Office of International Programs

Andre Juarez

Andre Juarez 
Beijing Language & Cultural University and Xian Intrnational Studies University, China
Fall 2009

Wow! If I had to pick one word to describe my time in China it would be wow. 

There are just so many amazing things I saw and participated in that I don’t quite know where to start, so I guess the beginning is as good as any. I started my interest in China when I was a child. Like most kids, I found anything Chinese to be foreign and strange, yet really cool at the same time. Dragons, the Great Wall, Kung Fu, and of course, Chinese food (which isn’t really Chinese food at all). I entered USM in the fall of 2006 and took my first Chinese course with Professor Zhao in the fall of 2008. After that course I knew immediately what I wanted to study and do with my life. I applied to the Alliance for Global Education and was accepted into their Beijing and Xi’an programs.China Yak

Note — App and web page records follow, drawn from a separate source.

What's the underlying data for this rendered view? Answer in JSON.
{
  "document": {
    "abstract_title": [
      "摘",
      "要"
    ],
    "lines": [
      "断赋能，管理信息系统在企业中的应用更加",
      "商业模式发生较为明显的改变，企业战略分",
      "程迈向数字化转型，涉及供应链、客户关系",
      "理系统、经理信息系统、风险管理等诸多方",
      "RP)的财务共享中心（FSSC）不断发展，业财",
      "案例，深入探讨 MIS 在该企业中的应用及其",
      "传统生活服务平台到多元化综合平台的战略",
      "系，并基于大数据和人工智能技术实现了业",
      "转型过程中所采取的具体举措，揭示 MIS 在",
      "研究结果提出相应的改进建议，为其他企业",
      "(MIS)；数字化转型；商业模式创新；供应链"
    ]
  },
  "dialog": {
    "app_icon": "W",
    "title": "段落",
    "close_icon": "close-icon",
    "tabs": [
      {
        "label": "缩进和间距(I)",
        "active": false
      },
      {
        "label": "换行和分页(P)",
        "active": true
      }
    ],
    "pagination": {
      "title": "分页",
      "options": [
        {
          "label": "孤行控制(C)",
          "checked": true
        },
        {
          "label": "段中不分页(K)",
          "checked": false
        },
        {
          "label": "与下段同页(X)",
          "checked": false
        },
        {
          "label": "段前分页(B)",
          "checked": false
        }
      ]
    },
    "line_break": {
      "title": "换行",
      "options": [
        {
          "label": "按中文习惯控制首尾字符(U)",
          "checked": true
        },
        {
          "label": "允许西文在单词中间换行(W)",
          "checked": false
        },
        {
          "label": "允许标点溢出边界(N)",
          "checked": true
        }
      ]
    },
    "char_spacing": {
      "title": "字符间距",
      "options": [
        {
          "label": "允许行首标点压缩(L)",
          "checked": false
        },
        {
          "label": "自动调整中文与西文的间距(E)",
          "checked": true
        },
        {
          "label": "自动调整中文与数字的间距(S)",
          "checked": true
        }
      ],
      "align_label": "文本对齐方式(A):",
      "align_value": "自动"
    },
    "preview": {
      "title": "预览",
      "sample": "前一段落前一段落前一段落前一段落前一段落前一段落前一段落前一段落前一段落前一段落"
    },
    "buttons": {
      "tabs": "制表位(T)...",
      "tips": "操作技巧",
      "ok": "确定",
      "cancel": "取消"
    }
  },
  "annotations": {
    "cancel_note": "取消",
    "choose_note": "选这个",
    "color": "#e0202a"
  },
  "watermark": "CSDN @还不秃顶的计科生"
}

My first semester was in the ever more modern, unbelievably large metropolis of Beijing. Describing the size to someone who has never been in a city of its magnitude is hard to do. There I started my Chinese language studies, and made really slow progress. The language was very hard for me to learn. While I was in Beijing, I lived in an international dorm and met tons of people from all over the world. My next stop was Xi’an, China for the spring semester. The best way to describe Xi’an for someone familiar with USM, would be to imagine a city like Portland…and now place 6 million people in it. Xi’an is a very crammed city with 6 million Chinese living a very traditional Chinese lifestyle. Most people have never come into contact with many foreigners, and knowing how to speak Chinese is crucial. My language level made great progress while in Xi’an. In Xi’an my coursework focused on the study of the Silk Road, and we took two excursions to ancient cities along the Silk Road. The first trip focused around Xiahe, the city where the 2008 Tibetan riots broke out in China. There I played basketball with Tibetan Monks 10,000 ft up in the mountains, and met a living Buddha. My next trip was to Xinjiang Uighur Autonomous Region, where we traveled to the ancient city of Kashgar, hiked sand dunes in the Taklamakan desert, and much more. Xinjiang is a wholly Muslim country where the population is made up primarily of Uighur Muslims. For this reason I was able to learn a great deal of Uighur language as well. As a Muslim myself I found this part of my trip to be particularly exciting and interesting. In Kashgar I was even able to pray in one of the oldest Mosques in the world. China desertThe best part about my Silk Road trip was that a film crew followed us on our journey in order to make a documentary! All in all my trip was the trip of a life time. I have done things and seen things I thought was never possible. I am the first person in my family to travel abroad, and I would not have been able to do that without the funds provided by the Kaufman scholarship. It truly made a huge difference. Furthermore, and most importantly, I have made friendships with kids from all around the world that will last a lifetime.